Records from a dataset:
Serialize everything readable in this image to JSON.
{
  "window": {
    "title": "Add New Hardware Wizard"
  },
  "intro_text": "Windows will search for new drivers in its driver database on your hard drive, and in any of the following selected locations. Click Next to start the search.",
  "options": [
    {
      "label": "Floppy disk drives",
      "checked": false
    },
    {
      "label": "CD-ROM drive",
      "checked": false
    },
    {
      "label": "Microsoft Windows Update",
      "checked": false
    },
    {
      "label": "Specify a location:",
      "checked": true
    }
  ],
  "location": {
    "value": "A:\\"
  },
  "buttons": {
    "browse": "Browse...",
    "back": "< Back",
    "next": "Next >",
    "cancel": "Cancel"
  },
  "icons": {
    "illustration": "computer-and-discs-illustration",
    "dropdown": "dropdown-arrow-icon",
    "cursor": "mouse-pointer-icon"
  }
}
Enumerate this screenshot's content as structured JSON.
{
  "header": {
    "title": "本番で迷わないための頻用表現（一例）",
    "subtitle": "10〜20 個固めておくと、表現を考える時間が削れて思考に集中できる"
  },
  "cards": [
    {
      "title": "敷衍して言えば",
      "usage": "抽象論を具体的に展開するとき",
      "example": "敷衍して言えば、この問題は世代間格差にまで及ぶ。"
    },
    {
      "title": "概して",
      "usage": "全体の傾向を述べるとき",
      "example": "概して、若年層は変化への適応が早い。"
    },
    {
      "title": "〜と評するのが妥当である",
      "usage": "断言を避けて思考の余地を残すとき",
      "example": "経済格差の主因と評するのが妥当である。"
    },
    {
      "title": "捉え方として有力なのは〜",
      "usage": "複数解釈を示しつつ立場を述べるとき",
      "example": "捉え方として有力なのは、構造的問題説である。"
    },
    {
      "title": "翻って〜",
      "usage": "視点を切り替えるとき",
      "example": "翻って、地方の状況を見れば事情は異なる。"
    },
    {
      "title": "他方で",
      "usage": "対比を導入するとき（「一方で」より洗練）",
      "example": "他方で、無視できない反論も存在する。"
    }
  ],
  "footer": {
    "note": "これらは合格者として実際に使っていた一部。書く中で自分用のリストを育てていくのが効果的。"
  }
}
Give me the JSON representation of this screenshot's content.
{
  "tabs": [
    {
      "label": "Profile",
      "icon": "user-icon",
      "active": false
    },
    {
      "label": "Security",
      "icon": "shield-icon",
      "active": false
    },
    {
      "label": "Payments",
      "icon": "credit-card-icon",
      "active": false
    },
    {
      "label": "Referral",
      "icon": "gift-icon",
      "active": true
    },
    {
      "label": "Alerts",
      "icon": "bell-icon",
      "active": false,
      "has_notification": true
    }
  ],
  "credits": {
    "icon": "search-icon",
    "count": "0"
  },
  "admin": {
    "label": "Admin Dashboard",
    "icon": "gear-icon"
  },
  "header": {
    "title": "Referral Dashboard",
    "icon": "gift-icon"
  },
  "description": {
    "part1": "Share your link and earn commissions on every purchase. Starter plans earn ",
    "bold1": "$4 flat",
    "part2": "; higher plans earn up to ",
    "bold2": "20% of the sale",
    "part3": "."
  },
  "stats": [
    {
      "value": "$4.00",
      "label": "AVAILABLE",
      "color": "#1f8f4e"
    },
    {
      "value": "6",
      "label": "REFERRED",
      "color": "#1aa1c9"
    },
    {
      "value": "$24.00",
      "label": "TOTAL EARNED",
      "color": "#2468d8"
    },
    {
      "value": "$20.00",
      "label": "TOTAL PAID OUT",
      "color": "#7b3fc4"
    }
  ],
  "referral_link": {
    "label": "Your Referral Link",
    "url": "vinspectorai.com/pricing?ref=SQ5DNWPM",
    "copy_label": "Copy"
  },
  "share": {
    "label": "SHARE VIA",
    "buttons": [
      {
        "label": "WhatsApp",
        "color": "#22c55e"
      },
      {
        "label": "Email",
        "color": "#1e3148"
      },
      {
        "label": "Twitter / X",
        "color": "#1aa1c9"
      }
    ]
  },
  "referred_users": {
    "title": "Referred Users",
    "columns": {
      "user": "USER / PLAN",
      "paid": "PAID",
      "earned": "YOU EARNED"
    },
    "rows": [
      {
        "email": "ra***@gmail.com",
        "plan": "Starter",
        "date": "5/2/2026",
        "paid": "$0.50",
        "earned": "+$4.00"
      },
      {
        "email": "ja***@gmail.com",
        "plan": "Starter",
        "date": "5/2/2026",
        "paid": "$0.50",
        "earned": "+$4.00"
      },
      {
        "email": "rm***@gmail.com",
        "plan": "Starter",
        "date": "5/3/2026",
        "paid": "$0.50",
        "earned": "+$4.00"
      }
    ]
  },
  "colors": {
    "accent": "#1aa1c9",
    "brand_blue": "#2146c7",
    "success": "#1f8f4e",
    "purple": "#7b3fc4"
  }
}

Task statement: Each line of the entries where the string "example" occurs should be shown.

Result:
      "example": "敷衍して言えば、この問題は世代間格差にまで及ぶ。"
      "example": "概して、若年層は変化への適応が早い。"
      "example": "経済格差の主因と評するのが妥当である。"
      "example": "捉え方として有力なのは、構造的問題説である。"
      "example": "翻って、地方の状況を見れば事情は異なる。"
      "example": "他方で、無視できない反論も存在する。"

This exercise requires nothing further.